As physicians, we want the most appropriate care for our patients. We adhere to the adage of the right care, at the right place and the right time, provided by the right professional. We’re not always the right professionals to provide care, and a hospital isn’t always the right place to deliver that care. With our aging population, integrating primary care with home and community-based care makes sense, and more and more frequently, people say that they would prefer to be cared for at home rather than in a hospital, particularly when approaching end of life. It’s a difficult shift to make, and it should be well-supported.

Governments engaged in shifting care from acute to community settings need to ensure that patients receive real access to quality care. Care should be based on need, not on ability to pay. All care must be supported by a reliable, qualified workforce. While shifting from acute to community care may, in theory, reduce overall system costs, we must be careful not to jeopardize high quality, accessible care for the sake of a cost-reduction experiment. We also need to ensure that we are not simply shifting caregiving out of institutions and onto family caregivers or putting unreasonable burdens on the lowest paid workers in the health care system. Read more

5. Making the Right Choices

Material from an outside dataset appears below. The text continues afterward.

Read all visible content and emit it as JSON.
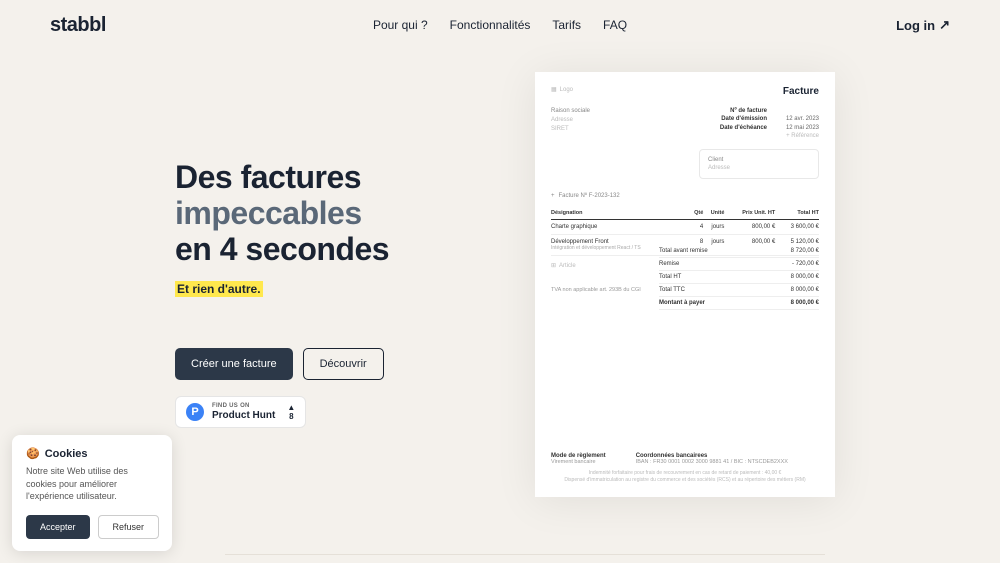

Why do doctors care?
We need to make sure that as health professionals, we’re helping our patients make the best possible choices to improve their health. Prescriptions, procedures and tests that are the most effective, and are based on the best evidence, produce the best patient care and have the most value for money. Over the last 10 years, the biggest cost drivers in our health care system are utilization of drugs and diagnostics1 - with little evidence that we are any healthier as a result. In fact, overuse of medications and tests can result in unnecessary risks such as overexposure to radiation from testing, unnecessary, invasive follow-up procedures or problematic drug reactions, which can be avoided by appropriate care. Better choices can result in healthier citizens, and lower system costs. Read more